Long years of experience in rolling back price hikes of politically sensitive goods and services should have made it obvious to Suresh Prabhu, the railway minister, that he would be lucky to get away with his idea of flexible pricing of rail passenger services on selected trains.
In his first Budget, Manmohan Singh in 1991 had announced a sharp increase in fertiliser prices, only to be forced to partially roll them back -- prompting him to offer his resignation within weeks of having assumed office.
In 2003, Jaswant Singh tried a very modest five per cent increase in fertiliser prices, but had to roll back even that.
In between, Yashwant Sinha for no fault of his acquired the honorific of “Roll-back Sinha”.
And two years ago, Mr Prabhu’s predecessor had to roll back a 14 per cent hike in suburban fares.
What chance, then, of getting away with what is on average a steep 35 per cent hike, even if it is only on select trains?
As for surge pricing, what kind of “surge” starts when only 10 per cent of tickets have been sold, and reaches a 50 per cent fare increase when half the tickets are still unsold?!
This is not to argue against higher fares. The railways earn about Rs 50,000 crore on passenger services, while costs are said to be higher by about Rs 25,000 crore. If cost savings are not possible, fares have to go up by 50 per cent.
That holds true even on the suburban rail network. In Mumbai, you can get a monthly pass for commuting between Churchgate and Borivali (a distance of more than 40 km) for just Rs 215. Assuming a five-day week and therefore 22 working days in the month, this works out to Rs 5 for a single, one-way trip; on a public bus the fare for even the shortest distance would be as much or more.
So it is no surprise that Mumbai’s suburban service loses Rs 1,400 crore annually for servicing 7.5 million passengers daily -- a loss of about Rs 5 per passenger trip. In other words, the price of the monthly pass has to double if the service is to become viable.
Such hikes may be required for the health of the railway system, but they must be carefully engineered.
First, a pricing shortfall that has grown to mammoth proportions over a decade and more cannot be addressed overnight with a single fare hike. It has to be done in stages. Each price increase should be small, but the increases should not be infrequent -- that is the cardinal lesson to be drawn from the success of pricing reform in petrol and diesel.
Second, as far as possible a price increase should be linked to some passenger benefit -- a new amenity, faster timings, greater frequency, or better coaches -- and therefore could take the form of a surcharge.
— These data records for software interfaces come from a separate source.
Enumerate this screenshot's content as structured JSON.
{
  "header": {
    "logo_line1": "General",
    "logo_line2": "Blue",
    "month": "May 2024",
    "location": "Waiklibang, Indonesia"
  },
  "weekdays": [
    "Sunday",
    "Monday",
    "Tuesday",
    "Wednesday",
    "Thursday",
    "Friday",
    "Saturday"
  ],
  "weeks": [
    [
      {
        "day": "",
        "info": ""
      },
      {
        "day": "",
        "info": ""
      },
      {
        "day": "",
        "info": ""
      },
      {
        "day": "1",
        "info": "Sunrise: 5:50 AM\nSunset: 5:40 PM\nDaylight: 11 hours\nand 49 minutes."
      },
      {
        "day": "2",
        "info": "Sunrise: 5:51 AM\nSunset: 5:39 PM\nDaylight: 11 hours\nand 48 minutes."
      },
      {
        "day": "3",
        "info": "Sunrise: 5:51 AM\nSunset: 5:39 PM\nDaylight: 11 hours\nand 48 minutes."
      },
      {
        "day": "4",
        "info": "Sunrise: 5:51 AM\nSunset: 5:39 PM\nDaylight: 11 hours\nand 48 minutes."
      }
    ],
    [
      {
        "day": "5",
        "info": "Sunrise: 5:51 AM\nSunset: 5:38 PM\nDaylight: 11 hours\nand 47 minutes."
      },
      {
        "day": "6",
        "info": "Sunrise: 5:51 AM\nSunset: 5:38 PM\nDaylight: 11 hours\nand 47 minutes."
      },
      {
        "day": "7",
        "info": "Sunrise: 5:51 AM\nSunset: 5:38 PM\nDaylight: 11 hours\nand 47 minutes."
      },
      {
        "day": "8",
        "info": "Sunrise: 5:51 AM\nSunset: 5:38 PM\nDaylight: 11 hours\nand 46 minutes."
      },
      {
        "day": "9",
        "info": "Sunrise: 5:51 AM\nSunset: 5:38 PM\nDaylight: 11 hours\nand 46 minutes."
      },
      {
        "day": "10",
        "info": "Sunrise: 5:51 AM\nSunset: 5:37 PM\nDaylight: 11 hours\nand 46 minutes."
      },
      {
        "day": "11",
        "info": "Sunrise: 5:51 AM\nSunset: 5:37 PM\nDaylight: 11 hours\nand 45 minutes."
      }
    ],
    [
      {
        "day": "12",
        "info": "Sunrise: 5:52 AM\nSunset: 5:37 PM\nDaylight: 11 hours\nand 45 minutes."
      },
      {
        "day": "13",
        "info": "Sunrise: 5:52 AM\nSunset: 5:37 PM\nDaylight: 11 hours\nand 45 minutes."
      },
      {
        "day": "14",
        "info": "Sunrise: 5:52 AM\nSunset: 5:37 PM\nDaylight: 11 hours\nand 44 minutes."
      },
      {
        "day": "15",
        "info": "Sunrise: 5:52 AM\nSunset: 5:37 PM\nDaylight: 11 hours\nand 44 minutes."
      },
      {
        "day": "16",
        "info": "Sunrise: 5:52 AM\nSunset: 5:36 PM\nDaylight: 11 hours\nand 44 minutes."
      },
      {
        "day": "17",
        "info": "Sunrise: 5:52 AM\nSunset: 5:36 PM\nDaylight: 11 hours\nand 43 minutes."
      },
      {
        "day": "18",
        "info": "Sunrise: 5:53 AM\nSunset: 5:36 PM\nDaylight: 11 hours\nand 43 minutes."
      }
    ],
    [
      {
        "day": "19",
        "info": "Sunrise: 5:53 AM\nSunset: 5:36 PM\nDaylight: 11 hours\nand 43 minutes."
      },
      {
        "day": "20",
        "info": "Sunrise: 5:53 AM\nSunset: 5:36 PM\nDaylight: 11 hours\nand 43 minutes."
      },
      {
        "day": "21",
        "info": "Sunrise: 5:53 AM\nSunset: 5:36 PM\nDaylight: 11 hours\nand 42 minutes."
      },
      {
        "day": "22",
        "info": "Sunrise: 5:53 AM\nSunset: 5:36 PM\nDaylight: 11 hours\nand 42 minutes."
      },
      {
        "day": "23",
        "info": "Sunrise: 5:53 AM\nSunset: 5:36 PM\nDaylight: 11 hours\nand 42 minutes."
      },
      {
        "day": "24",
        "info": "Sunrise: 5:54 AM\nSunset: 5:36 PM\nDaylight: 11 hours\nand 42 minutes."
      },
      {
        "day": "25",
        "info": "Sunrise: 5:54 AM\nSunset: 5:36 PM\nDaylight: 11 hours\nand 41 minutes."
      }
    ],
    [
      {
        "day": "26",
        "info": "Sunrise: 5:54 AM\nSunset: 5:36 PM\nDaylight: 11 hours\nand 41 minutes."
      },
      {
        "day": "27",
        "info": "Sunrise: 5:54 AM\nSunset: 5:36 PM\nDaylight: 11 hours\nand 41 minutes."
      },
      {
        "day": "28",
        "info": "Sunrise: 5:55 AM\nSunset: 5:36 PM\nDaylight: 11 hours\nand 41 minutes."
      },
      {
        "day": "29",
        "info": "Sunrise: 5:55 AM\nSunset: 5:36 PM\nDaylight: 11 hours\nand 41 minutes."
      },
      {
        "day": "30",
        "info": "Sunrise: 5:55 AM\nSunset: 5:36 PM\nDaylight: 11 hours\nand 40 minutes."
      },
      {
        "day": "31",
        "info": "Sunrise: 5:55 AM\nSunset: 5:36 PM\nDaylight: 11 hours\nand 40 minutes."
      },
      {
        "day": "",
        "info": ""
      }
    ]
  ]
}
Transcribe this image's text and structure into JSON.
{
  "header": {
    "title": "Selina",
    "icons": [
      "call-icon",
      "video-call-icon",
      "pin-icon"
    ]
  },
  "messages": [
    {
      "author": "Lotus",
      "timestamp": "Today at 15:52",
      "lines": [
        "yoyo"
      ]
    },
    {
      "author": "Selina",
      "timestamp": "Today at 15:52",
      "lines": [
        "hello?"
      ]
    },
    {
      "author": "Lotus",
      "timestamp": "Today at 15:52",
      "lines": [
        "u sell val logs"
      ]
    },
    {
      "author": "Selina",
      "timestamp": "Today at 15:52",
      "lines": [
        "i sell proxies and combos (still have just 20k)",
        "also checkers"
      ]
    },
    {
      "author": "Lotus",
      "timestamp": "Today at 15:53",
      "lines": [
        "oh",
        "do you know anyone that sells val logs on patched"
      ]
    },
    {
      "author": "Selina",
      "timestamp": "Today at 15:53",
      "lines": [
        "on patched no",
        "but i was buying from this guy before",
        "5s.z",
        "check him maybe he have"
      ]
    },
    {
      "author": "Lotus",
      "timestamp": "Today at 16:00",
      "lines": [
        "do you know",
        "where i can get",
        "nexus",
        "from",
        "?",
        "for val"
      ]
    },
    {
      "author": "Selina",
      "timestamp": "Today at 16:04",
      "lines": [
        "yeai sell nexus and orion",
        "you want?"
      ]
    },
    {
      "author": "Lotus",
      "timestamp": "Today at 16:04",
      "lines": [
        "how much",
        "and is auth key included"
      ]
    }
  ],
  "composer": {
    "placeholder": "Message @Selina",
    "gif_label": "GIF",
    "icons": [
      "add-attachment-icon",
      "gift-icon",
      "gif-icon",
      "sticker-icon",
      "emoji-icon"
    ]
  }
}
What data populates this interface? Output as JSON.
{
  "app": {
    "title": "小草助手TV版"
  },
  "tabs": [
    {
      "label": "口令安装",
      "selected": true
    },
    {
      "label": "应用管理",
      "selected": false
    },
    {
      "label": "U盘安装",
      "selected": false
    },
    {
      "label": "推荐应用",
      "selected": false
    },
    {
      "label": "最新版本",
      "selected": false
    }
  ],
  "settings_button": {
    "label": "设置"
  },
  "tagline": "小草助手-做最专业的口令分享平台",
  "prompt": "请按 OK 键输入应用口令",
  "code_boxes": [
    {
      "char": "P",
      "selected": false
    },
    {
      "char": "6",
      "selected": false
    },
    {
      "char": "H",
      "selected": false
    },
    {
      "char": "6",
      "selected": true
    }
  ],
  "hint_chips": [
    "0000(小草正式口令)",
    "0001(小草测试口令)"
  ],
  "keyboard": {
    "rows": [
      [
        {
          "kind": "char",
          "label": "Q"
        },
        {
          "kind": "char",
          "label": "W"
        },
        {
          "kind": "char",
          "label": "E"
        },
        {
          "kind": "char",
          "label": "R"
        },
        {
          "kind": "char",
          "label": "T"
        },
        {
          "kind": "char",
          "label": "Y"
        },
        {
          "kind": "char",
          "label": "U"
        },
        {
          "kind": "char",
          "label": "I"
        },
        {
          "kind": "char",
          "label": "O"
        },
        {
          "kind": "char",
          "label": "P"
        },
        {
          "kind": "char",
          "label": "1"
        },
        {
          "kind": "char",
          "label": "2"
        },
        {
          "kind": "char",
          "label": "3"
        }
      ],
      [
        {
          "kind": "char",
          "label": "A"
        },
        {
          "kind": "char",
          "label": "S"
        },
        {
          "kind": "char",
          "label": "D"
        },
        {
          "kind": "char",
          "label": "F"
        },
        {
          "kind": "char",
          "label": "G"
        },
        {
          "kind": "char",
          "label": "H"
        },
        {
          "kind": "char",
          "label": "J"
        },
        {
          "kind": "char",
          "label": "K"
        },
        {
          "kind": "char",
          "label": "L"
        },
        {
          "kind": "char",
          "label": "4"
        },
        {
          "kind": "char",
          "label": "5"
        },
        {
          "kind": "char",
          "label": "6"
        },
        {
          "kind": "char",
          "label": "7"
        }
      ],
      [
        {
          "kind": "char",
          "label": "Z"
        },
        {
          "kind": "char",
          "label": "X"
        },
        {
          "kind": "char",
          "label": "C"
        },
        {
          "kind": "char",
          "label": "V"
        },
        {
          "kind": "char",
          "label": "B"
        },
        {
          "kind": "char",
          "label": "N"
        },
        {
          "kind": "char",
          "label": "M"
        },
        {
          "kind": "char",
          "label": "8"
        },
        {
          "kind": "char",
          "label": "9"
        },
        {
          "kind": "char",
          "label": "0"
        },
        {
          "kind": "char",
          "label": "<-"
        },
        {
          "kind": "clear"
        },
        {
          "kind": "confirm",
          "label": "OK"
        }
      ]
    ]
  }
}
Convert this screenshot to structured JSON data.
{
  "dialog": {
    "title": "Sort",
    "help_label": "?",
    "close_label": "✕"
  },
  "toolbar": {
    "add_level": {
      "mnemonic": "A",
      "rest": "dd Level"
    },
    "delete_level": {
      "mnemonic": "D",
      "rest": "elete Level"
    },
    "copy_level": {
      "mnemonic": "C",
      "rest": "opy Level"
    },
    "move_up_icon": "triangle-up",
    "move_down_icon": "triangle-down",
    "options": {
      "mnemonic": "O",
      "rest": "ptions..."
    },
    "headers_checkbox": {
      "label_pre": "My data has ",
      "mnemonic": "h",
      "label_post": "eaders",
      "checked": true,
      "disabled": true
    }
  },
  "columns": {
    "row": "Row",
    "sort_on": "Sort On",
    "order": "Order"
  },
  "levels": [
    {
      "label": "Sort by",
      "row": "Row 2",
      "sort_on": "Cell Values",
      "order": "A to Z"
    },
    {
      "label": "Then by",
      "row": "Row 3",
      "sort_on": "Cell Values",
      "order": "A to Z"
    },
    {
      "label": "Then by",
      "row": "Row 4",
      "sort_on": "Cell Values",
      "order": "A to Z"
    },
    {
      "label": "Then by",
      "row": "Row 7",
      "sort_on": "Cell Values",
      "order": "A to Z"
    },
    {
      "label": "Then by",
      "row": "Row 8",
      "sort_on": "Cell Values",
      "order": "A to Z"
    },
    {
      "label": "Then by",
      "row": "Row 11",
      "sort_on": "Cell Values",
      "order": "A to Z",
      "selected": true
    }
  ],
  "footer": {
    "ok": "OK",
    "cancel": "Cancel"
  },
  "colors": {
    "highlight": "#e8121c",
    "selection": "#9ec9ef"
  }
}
Third, the lowest-cost fare option should not be touched -- though that option may offer progressively fewer seats.
Finally, the issues and options should be placed out in the open for discussion, along with the financial imperatives, so that the ground is prepared and the eventual decision on fares does not come as a shock to anyone.
What the railways need to do is to establish a clear link between higher fares and better service.
Mumbai’s suburban commuters travel in a manner that you won’t see anywhere else in the world. The squeeze is such that, it has been calculated, 14 people are made to fit into one square metre of floor space in a coach -- a figure that boggles the mind with regard to the limits of human possibility.
Elsewhere in the country, tens of thousands travel on the rooftops of coaches.
These are sub-human conditions of travel, and Mr Prabhu’s message should be that he will change them if passengers pay more.
Carrying conviction with that message is the only way in which price increases can be pushed through.
Image: An overcrowded train. Photograph: Reuters